Leinster’s "unique advantage" is helping propel Irish rugby to new levels, but the main source of income remains the national team according to the IRFU’s five-year strategic plan.

At the launch of the 2018-2023 strategic plan, the IRFU has set some lofty ambitions – World Cup semi-finals "or better" in 2019 and 2023, two or more Six Nations titles and at least two European and two Pro14 titles – as well as 2020 Olympic qualification in Rugby 7s.

The breakdown of funding shows that Ireland and the provinces account for 93% of the revenue base, with the national team alone making up four-fifths of the €80m revenue figure.

While the men’s and women’s teams combined (12.5% for the men’s side compared to 3.5% for the women’s) amounts to 16% of expenditure, the total costs of running the provinces comes in at 39%.

Speaking to RTÉ Sport, CEO Philip Browne admits that while all four provinces can improve, it is Leinster who are leading the way.

Leo Cullen’s men secured a Pro14 and Champions Cup double last season bolstered by strong core of home-grown players, while the other provinces are reaping the benefits as some struggle to break into the first-team plans.

In Ireland’s Grand Slam winning matchday 23 at Twickenham last March, 13 came through the Leinster ranks.

It is something that Browne is acutely aware of as the organisation builds for the future.

"We have to realise that 50% of the rugby playing population, and about 50% of the entire population is in Leinster," he said.

"It is no surprise that Leinster are going to be in the position they are on. They also have a unique advantage of an incredibly vibrant schools rugby scene. They are almost unique worldwide."

We can get better across all four provinces. If we do, that’s a scary thought for a lot of provinces

Looking at the other provinces, he referenced Ulster’s "difficulties" over the past 12 months and says their player development needs to improve, while Rassie Erasmus’ sudden departure from the Munster hot-seat last season "wasn’t ideal".

"There are improvements that can be made all round. We can get better across all four provinces. If we do, that’s a scary thought for a lot of provinces."

Is there a worry that the IRFU will struggle to keep its head above water if performances on the pitch take a downturn?

"The stresses and strains in terms of trying to feed all those hungry mouths, we have been living with that for 20 years. We understand what is required.

"We understand we have to make ends meet and that we can’t spend beyond what we earn.
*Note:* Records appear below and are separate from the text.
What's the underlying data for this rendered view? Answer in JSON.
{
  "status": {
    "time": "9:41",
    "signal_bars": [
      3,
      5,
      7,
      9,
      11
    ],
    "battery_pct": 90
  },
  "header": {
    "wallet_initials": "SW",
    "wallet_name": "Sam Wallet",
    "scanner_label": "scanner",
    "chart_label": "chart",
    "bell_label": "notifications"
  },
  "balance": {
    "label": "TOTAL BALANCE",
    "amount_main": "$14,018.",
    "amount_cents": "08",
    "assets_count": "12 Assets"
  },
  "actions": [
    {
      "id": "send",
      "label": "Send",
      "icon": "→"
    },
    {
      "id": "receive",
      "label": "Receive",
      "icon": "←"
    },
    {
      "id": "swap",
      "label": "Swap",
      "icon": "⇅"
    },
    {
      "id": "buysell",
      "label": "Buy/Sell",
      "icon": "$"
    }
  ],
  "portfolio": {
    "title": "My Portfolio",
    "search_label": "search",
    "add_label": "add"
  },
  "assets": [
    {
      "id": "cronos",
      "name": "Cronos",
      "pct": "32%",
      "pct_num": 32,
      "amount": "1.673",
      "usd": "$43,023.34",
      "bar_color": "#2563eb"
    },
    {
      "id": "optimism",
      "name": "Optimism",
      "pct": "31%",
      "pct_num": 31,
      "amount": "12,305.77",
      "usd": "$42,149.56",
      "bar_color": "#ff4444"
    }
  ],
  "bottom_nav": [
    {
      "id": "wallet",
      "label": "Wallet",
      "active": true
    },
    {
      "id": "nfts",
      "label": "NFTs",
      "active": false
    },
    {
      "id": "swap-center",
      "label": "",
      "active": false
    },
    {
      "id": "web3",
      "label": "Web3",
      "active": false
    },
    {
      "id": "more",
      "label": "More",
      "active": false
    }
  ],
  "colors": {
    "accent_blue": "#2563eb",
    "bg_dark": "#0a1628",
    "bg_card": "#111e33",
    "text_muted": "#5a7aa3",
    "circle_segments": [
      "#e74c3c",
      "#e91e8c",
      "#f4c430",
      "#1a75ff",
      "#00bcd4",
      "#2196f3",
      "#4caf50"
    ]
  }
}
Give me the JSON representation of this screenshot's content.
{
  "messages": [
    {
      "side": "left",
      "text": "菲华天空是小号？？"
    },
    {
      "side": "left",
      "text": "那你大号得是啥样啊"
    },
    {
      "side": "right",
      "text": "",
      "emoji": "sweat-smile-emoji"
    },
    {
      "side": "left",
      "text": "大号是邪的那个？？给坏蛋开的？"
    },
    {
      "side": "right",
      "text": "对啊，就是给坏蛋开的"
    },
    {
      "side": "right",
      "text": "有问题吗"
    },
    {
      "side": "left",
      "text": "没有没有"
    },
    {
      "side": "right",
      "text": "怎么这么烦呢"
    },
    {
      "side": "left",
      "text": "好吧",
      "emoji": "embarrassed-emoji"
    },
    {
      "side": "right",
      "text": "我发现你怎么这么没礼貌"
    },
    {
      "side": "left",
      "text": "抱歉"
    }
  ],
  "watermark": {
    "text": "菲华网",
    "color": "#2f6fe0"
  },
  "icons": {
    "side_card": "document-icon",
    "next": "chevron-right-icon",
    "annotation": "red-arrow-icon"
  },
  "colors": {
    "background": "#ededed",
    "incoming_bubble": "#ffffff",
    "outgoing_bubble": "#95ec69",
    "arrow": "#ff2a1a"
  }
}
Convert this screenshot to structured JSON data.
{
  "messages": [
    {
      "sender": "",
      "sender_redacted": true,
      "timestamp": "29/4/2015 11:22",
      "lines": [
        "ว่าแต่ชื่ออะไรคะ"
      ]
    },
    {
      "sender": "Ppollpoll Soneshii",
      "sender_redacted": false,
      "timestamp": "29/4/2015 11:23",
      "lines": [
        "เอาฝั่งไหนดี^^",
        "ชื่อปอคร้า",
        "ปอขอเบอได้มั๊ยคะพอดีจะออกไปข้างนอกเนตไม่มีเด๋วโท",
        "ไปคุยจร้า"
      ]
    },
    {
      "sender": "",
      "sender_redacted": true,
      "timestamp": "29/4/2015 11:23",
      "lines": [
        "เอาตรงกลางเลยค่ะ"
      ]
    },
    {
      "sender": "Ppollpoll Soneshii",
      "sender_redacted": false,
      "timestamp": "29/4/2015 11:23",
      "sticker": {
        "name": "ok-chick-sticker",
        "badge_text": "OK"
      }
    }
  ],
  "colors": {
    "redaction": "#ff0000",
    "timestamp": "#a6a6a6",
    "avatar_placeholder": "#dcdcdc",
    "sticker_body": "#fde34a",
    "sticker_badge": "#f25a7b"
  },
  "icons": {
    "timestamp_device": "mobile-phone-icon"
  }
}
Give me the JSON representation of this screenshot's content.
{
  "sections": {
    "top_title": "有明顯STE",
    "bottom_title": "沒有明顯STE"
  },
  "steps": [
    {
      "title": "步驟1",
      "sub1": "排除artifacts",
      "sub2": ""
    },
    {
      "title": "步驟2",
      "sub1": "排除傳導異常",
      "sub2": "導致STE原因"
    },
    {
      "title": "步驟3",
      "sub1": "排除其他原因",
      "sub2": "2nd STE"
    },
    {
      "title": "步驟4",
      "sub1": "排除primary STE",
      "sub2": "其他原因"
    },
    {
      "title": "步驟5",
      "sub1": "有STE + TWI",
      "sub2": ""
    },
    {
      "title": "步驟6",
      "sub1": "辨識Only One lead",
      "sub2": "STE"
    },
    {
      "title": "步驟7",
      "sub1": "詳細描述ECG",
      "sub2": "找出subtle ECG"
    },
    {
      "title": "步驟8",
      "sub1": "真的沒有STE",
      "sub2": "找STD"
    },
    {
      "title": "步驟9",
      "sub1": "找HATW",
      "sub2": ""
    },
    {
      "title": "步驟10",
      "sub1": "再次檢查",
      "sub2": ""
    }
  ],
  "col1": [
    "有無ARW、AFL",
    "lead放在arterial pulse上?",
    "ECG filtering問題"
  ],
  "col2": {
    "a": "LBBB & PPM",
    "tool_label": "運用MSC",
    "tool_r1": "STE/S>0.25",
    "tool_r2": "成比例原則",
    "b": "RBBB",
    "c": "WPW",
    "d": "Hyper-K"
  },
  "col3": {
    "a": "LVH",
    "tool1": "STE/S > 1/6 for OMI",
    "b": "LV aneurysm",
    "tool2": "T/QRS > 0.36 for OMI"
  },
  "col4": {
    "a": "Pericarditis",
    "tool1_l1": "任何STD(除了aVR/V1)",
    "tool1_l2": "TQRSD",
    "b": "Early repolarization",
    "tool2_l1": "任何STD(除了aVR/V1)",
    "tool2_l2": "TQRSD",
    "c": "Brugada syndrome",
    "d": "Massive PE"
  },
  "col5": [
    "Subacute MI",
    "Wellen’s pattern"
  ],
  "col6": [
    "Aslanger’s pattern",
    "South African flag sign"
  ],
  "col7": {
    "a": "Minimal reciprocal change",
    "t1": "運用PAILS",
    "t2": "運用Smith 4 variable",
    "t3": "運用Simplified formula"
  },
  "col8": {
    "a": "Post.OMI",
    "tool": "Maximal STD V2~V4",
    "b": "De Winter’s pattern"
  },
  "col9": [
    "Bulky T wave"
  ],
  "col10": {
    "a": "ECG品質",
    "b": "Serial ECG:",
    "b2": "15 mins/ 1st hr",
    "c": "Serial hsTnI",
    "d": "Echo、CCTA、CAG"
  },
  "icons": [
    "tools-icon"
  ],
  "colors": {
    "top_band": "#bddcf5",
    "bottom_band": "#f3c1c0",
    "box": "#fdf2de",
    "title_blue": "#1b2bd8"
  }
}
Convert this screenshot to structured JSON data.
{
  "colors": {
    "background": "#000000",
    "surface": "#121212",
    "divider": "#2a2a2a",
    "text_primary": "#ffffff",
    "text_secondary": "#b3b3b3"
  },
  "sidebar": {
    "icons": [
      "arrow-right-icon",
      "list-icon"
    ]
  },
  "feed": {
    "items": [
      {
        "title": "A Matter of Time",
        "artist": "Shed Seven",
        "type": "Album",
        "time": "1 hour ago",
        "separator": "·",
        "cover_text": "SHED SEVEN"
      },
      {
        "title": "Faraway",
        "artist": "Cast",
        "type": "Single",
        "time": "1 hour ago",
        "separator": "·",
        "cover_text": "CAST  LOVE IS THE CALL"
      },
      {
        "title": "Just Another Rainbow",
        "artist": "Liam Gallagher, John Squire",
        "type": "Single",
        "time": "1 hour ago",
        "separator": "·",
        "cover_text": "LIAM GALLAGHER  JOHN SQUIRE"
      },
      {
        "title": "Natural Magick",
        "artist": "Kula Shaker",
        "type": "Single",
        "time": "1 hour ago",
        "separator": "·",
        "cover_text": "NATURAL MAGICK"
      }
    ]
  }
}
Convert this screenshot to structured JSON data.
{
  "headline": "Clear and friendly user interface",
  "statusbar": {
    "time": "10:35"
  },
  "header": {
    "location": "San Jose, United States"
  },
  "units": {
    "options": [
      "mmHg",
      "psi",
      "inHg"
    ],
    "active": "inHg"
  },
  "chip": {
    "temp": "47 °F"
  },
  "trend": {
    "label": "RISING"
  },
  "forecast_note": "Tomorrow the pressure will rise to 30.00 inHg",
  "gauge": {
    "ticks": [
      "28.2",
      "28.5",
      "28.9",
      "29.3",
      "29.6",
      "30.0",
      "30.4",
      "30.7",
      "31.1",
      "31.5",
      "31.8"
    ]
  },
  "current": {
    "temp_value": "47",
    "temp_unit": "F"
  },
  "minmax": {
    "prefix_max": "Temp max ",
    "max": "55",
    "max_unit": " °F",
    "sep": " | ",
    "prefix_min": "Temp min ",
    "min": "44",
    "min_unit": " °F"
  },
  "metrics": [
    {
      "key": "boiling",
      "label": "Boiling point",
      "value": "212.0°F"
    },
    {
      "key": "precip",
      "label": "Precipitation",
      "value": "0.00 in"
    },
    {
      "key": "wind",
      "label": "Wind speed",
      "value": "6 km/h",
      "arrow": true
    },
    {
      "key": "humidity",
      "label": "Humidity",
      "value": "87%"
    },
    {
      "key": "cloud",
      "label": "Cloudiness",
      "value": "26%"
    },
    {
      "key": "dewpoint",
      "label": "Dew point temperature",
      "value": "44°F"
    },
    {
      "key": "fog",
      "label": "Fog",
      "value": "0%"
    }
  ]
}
We are very conscious of that."

Without ambition, there’s no point coming to work

The goals for the next five years are ambitious, but based on the five just gone, certainly achievable. A progression past the quarter-finals of the World Cup is now the "minimum benchmark" according to High Performance Director David Nucifora.

"You put yourself out on a limb. There is nothing wrong with that," he said. "That’s what High Performance Sport is all about. You have to be ambitious. You have to strive to be the best you can, to achieve where you have never been before.

"We have to get there. Without ambition, there’s no point coming to work."

Browne also said that the disappointment of failing to win the bid to host the 2023 Rugby World Cup wouldn’t deter from going again in the future.

"We wouldn’t rule anything out. There was a certain amount of licking our wounds after the last effort. I think realistically, I think it will go to the southern hemisphere next time [2027] around.

"We built very good relationships with government’s north and south, the GAA. There’s no reason at all why at some point in time in the future we can’t dust those plans down and have another go."

Strategic Plan Targets 2018 - 2023


  • World Cup semi-final or better in 2019 and 2023
  • Two or more Six Nations titles
  • Consistently to be ranked in the top three teams in the world
  • Men's Sevens team to qualify for 2020 Olympics and World Rugby Sevens Series


  • Teams consistently in knockout stages of Heineken Champions Cup
  • Two or more European titles
  • Two or more Pro 14 titles


  • Consistent top-three Six Nations finish and one title
  • Qualification and top-six finish at 2021 World Cup
  • Qualification for 2022 Sevens World Cup and top-six finish